Scan the data below and report how many lines include the word "North". Nothing else is wanted.

### Listed entries
==*==

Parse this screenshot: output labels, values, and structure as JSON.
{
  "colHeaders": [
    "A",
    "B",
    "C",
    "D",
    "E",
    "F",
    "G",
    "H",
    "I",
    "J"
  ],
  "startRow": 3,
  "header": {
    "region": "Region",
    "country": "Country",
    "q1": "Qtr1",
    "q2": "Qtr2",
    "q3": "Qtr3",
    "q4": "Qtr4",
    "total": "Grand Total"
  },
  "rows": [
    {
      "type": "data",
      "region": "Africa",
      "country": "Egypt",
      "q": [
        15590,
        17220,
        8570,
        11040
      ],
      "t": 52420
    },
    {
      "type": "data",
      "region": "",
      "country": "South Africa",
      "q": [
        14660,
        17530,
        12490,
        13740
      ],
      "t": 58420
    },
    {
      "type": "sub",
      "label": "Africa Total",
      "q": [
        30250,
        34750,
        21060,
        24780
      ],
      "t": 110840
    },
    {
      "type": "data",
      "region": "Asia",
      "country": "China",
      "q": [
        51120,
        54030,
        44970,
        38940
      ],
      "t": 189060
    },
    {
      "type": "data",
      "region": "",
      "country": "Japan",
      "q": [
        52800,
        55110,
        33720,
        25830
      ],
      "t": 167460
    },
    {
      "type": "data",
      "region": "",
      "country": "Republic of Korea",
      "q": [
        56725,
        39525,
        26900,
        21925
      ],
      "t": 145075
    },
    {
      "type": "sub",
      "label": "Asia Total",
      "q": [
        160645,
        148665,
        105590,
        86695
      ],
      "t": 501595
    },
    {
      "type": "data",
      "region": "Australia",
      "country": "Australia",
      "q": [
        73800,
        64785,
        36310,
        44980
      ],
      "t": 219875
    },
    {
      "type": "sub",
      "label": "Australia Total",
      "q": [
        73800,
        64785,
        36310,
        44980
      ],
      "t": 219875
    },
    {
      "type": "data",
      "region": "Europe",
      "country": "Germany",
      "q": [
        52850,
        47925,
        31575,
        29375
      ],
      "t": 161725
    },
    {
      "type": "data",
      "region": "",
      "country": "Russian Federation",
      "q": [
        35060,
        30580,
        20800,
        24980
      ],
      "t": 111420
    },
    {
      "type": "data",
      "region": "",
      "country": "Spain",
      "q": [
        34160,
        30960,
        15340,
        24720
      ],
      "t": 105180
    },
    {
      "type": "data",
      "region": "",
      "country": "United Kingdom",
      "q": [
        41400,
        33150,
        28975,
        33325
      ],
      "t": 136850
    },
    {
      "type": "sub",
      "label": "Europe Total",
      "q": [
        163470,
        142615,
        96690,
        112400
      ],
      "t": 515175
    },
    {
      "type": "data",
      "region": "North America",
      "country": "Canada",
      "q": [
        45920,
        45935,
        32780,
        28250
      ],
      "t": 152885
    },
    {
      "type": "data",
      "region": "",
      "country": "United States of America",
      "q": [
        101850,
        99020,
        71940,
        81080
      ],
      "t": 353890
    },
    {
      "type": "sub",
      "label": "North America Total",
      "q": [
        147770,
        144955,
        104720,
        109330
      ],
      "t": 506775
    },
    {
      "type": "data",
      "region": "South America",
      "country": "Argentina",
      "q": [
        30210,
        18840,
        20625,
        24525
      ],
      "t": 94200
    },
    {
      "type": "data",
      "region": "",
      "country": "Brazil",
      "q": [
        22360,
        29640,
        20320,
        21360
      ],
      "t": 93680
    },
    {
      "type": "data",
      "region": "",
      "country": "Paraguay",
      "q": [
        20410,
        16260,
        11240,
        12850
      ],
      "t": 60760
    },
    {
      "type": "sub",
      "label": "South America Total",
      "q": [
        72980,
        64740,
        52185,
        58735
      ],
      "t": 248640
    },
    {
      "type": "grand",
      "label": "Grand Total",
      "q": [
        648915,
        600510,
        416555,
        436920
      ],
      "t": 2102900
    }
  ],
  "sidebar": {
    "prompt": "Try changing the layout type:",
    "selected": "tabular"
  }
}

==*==

### Written answer
2